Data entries

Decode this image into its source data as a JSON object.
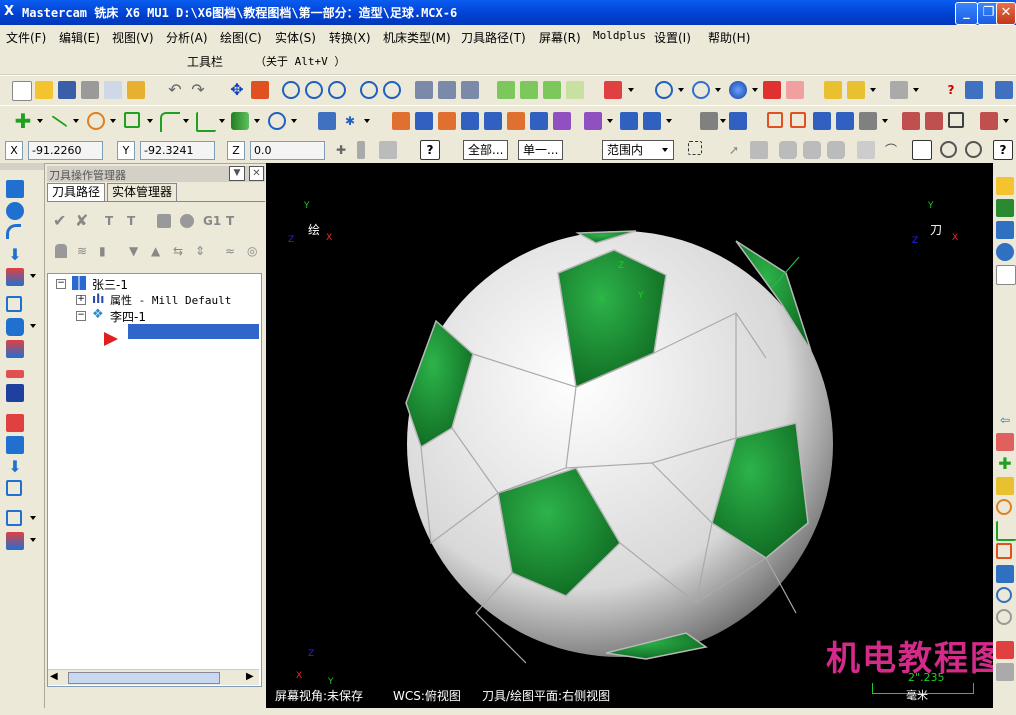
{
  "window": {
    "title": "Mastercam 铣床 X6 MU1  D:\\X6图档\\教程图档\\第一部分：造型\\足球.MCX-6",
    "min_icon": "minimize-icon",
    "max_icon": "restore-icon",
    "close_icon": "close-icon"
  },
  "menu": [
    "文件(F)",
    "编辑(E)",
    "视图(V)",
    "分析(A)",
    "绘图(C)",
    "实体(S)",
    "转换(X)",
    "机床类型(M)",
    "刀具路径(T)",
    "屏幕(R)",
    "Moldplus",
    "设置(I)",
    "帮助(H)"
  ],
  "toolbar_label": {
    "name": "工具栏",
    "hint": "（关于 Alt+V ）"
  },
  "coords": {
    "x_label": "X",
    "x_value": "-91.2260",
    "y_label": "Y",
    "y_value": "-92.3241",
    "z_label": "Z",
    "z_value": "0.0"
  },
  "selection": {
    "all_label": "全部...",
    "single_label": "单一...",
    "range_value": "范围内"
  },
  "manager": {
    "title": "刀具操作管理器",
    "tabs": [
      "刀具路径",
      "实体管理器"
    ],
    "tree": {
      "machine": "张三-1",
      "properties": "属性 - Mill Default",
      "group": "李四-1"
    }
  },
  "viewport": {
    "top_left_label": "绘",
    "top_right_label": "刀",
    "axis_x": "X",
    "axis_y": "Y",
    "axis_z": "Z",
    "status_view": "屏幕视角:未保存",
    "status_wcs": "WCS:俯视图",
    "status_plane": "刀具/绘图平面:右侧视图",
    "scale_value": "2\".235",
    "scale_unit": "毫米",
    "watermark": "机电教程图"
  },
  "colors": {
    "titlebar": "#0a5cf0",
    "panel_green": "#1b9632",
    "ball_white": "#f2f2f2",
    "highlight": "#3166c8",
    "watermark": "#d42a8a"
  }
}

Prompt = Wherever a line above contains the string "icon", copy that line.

Expected answer =
    "min_icon": "minimize-icon",
    "max_icon": "restore-icon",
    "close_icon": "close-icon"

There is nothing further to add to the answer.